The war, he says, caused only suffering. "Our life in the forest was very bad, very difficult. There was no hope. We had illnesses without any medical care. We suffered from the rain. We had hardly any clothes."
FDLR commanders told him that anyone who returned to Rwanda would be tortured, forced to confess to crimes and then killed. But a year ago, he found one of the leaflets scattered by the UN helicopters.
Then he heard former combatants talking on the UN's mobile radio station, and noticed that some of his FDLR friends had already disappeared into the demobilization program - his unit was down to 100 fighters, barely half what it had in 2003.
"I heard that those who go back home to Rwanda have a better life than we did in the forest," he says. So one night, he slipped away and walked to the nearest MONUC base. The next morning, a UN platoon went back to fetch his wife and five children.
Now they sit waiting for a bus ride back in time - to a home and past life so forgotten that he can't even remember his father's face.
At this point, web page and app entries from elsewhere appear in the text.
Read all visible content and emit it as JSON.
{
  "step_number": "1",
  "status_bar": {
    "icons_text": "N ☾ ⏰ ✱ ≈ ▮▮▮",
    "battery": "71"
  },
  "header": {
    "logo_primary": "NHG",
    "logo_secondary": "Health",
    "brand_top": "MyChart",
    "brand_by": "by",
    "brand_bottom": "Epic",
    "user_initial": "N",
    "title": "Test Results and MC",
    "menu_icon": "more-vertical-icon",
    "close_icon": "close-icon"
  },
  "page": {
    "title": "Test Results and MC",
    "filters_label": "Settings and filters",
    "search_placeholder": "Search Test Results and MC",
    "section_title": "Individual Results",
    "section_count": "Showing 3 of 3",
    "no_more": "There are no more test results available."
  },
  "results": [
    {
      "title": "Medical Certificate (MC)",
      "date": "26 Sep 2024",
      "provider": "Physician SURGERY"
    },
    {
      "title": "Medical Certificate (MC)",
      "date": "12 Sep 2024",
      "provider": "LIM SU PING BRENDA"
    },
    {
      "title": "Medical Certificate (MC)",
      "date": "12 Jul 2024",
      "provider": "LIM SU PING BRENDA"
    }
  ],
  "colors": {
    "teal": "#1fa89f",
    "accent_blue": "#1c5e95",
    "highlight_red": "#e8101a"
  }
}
Disarmament remains a slow and arduous process. A government agency offered $50 cash for every gun surrendered to it, but only 14 were given up in Kitchanga on the first day of the campaign. Community leaders had told their people to hang on to their weapons because the fighting could erupt again.
Another group, called Hope in Action, has been giving twice that amount ($100 worth of roofing iron) for every gun surrendered to it. But after more than a year, it has destroyed 4,120 - still a drop in the bucket, considering the 500,000 firearms estimated to be in private hands here.
"The cost will be immense," says program co-ordinator Bidjosi Ntaganda Bika. "The problem is still huge and very real. Each ethnic group is keeping weapons to protect itself."
And what will happen when the peacekeepers leave? The current UN mandate in Congo will expire at the end of May, so President Kabila can celebrate Congo's 50th anniversary on June 30 without appearing too reliant on foreign troops.
The agreement likely will be renewed for another year. But the government in Kinshasa is insisting that the peacekeepers must be gone by the end of 2011 (when Canada also expects to have withdrawn from Afghanistan), which could lead to even greater uncertainty and turmoil.
If the fighting stops, there are people willing and able to help to rebuild the country.
In war-ravaged Rutshuru district north of Goma, two investigators for the local military prosecutor have set up shop in the only place they could find space to work - the locker rooms of a soccer stadium.
They have no electricity, no functioning toilets and no transportation - and the town has no court house, so trials must be held in tents.
Yet the two are responsible for investigating and prosecuting the military crimes of several thousand Congolese soldiers.
"How are they expected to do their work with so few resources?" asks Prem Rawal, a military prosecutor from Halifax who has worked for MONUC for the past six months.
"They would probably say they are overwhelmed - they wouldn't be alone in saying that in this country. Yet somehow, despite all these challenges, they are finding their way forward. They keep trying."
A glimmer of hope
But will the UN, with so little time left, find its way forward? Will MONUC turn its attention to civilian nation-building like this, instead of military operations linked to atrocity and abuse?
Col. Tremblay, the Canadian commander, acknowledges that his new priority is to "consolidate" territory, rather than to keep chasing the FDLR from village to village.
And Mr. Rawal says he is now much less pessimistic than he was before coming here, when he would have laughed at anyone who referred to the "Congolese military-justice system."
"It's very easy to feel overwhelmed here," he says. "We all go through those days where we ask if our work is making any difference.
"But I always look for the ray of hope. I see those judges, prosecutors and clerks, and they are still doing their jobs."